--- Exercise ---
Scan the records below. Copy every line in which the word "Style" appears.
--- Information supplied Enclosed Below ---
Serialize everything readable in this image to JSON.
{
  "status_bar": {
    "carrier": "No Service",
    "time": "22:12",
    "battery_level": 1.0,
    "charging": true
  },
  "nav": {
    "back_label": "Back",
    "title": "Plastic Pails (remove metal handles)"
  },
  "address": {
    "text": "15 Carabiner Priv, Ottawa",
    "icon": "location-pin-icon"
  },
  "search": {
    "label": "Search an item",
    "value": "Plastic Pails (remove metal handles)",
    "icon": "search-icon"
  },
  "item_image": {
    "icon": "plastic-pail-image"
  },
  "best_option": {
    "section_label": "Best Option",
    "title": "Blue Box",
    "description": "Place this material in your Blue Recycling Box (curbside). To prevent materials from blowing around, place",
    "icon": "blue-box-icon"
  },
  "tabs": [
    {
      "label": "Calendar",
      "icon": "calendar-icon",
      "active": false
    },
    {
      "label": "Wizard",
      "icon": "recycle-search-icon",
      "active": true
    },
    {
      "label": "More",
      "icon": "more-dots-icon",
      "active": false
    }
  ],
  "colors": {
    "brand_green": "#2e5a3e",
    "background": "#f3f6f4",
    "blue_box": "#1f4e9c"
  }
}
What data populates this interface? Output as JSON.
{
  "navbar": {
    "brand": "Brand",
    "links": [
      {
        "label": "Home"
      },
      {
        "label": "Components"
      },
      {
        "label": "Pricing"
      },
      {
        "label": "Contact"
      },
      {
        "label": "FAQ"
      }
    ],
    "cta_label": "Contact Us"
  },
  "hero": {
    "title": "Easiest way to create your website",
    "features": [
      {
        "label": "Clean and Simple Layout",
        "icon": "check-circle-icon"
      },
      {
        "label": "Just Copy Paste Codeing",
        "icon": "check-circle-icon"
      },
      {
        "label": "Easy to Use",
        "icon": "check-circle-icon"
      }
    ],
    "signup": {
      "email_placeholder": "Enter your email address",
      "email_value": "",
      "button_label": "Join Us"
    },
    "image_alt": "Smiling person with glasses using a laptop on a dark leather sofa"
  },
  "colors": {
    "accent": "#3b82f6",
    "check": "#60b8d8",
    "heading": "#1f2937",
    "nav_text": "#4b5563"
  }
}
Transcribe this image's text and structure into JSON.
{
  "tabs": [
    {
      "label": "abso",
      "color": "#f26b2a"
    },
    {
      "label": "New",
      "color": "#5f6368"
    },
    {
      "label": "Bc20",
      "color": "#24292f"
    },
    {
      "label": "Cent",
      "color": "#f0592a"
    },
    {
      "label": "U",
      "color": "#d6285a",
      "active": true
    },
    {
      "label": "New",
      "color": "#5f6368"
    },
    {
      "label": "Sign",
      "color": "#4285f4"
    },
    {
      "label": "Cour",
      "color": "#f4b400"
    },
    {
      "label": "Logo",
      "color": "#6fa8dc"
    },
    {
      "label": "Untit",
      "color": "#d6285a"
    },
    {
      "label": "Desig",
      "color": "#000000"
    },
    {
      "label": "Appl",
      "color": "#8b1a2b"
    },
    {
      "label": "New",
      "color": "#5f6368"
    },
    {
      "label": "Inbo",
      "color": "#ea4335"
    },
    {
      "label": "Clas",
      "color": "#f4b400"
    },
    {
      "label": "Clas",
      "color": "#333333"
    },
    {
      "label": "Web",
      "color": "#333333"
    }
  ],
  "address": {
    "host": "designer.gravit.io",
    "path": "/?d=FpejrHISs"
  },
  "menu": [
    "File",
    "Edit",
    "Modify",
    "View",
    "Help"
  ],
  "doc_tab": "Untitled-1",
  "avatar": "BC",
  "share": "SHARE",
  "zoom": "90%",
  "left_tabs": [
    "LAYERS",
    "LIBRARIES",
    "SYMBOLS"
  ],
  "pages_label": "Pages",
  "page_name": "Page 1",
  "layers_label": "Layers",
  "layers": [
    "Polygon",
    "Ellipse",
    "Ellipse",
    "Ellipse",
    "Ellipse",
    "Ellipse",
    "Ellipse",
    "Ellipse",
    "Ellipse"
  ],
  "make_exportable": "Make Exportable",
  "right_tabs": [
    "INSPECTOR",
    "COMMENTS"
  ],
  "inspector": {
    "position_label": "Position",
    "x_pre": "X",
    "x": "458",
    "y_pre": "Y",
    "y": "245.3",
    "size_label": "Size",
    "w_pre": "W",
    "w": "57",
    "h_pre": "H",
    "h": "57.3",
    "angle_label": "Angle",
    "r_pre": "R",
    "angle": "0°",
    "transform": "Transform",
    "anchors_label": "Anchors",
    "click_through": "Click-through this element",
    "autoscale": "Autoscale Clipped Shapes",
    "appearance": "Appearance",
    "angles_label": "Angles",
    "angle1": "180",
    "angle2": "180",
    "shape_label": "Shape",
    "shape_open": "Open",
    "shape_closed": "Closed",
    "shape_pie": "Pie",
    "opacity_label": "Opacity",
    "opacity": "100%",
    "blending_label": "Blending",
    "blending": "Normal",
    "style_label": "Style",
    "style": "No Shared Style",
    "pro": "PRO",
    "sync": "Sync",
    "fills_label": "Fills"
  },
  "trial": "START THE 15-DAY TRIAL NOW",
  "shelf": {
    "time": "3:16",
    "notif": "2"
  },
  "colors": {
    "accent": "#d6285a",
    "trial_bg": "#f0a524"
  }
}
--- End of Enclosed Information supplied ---
--- Task output ---
    "style_label": "Style",
    "style": "No Shared Style",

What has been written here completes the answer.